■ **YOUR TASK**: Scan the entries for "Calibration". Every line that holds it is to be copied.

-- Opening Marker --

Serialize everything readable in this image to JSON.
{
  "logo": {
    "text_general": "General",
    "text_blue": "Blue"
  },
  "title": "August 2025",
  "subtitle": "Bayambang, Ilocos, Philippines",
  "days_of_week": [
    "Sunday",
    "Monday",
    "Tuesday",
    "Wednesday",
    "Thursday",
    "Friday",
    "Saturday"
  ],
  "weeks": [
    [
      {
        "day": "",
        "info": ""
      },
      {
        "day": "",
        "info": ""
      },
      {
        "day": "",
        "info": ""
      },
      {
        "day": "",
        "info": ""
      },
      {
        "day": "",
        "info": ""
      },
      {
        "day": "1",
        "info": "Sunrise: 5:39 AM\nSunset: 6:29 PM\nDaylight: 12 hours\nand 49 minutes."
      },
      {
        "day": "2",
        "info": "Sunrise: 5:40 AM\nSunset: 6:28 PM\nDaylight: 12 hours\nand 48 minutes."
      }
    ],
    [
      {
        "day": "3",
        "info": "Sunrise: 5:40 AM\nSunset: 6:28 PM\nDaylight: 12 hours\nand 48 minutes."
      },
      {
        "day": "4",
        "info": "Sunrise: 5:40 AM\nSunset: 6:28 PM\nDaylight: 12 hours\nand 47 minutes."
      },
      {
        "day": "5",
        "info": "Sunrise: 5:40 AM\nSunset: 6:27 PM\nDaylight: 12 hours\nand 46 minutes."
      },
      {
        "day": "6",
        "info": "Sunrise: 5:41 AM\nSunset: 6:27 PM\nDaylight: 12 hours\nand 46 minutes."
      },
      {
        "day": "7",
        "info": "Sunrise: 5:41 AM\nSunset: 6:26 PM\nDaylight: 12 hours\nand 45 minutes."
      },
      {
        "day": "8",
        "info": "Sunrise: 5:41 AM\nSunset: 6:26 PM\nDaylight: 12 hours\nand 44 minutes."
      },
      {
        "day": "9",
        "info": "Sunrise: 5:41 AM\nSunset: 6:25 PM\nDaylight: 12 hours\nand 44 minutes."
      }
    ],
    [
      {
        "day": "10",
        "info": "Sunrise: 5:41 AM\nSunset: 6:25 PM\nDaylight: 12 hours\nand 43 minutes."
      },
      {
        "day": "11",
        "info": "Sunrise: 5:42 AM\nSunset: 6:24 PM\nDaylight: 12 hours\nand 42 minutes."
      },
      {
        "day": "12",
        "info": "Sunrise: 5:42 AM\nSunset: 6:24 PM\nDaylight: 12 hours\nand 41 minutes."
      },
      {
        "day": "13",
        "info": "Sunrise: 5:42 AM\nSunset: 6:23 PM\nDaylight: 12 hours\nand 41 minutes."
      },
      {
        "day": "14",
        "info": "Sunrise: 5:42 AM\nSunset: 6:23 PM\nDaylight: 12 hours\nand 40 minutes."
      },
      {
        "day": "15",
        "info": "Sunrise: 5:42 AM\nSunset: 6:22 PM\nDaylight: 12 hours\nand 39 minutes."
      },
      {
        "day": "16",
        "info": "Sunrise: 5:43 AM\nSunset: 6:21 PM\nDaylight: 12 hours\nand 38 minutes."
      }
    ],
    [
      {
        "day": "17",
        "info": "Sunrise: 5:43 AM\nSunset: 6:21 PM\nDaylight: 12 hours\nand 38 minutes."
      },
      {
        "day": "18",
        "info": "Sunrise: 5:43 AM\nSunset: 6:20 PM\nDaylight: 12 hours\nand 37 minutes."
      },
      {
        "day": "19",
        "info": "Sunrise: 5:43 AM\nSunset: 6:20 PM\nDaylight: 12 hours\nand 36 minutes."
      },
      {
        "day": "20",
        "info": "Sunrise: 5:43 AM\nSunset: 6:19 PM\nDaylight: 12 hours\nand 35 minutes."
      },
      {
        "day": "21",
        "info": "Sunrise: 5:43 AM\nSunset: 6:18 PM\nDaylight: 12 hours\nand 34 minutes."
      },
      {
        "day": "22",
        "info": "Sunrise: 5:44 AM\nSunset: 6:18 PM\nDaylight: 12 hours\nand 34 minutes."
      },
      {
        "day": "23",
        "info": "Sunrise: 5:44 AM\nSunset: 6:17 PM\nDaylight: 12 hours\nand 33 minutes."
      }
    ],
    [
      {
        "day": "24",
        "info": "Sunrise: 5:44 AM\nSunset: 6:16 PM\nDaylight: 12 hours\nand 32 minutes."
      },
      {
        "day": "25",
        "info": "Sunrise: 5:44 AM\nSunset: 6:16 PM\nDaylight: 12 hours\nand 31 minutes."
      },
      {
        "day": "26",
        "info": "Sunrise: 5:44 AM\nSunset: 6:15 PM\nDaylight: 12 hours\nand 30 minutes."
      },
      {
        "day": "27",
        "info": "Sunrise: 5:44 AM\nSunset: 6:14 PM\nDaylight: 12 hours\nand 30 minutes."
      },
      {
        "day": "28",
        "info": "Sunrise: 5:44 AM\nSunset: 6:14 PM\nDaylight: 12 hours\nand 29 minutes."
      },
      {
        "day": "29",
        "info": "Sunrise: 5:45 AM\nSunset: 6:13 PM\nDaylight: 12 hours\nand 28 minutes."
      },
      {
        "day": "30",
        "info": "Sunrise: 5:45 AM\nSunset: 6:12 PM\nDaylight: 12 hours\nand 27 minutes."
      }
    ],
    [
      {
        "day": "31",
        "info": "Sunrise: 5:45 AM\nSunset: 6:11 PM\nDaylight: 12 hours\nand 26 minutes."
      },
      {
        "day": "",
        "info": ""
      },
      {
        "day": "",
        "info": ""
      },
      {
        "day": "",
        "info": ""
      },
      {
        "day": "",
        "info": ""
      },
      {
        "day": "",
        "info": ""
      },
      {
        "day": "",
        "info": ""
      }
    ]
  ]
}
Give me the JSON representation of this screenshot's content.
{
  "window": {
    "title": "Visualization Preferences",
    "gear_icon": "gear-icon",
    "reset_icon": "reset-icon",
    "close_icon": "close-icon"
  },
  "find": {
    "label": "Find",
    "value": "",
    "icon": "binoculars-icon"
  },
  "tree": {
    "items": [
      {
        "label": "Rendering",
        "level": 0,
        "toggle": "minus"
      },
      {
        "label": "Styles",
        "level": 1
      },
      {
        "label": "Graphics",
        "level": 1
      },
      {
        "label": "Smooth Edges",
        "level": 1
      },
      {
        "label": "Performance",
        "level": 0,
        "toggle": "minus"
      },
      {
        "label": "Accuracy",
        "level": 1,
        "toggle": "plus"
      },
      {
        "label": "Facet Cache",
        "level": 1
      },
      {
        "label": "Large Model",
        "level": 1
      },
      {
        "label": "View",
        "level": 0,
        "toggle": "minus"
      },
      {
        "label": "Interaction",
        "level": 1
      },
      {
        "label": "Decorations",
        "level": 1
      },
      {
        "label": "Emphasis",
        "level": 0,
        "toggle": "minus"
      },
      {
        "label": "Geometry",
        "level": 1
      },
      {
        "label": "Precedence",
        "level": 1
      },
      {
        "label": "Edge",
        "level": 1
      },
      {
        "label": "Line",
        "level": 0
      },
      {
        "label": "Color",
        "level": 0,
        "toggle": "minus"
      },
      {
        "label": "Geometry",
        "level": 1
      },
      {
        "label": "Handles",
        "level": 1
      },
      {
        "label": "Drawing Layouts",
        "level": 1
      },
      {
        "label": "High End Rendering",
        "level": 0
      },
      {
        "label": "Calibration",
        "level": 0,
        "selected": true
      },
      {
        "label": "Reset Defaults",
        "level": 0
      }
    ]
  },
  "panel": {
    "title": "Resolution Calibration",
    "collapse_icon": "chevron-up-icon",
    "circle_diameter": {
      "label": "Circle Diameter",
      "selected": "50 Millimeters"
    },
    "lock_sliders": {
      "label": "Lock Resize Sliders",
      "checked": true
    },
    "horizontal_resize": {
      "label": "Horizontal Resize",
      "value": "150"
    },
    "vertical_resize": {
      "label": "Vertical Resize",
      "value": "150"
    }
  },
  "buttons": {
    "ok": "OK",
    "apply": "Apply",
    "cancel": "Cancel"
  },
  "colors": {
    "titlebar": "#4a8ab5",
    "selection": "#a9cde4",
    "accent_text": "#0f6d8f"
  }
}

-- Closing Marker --

■ **SOLUTION TO THE PROBLEM**:
        "label": "Calibration",
    "title": "Resolution Calibration",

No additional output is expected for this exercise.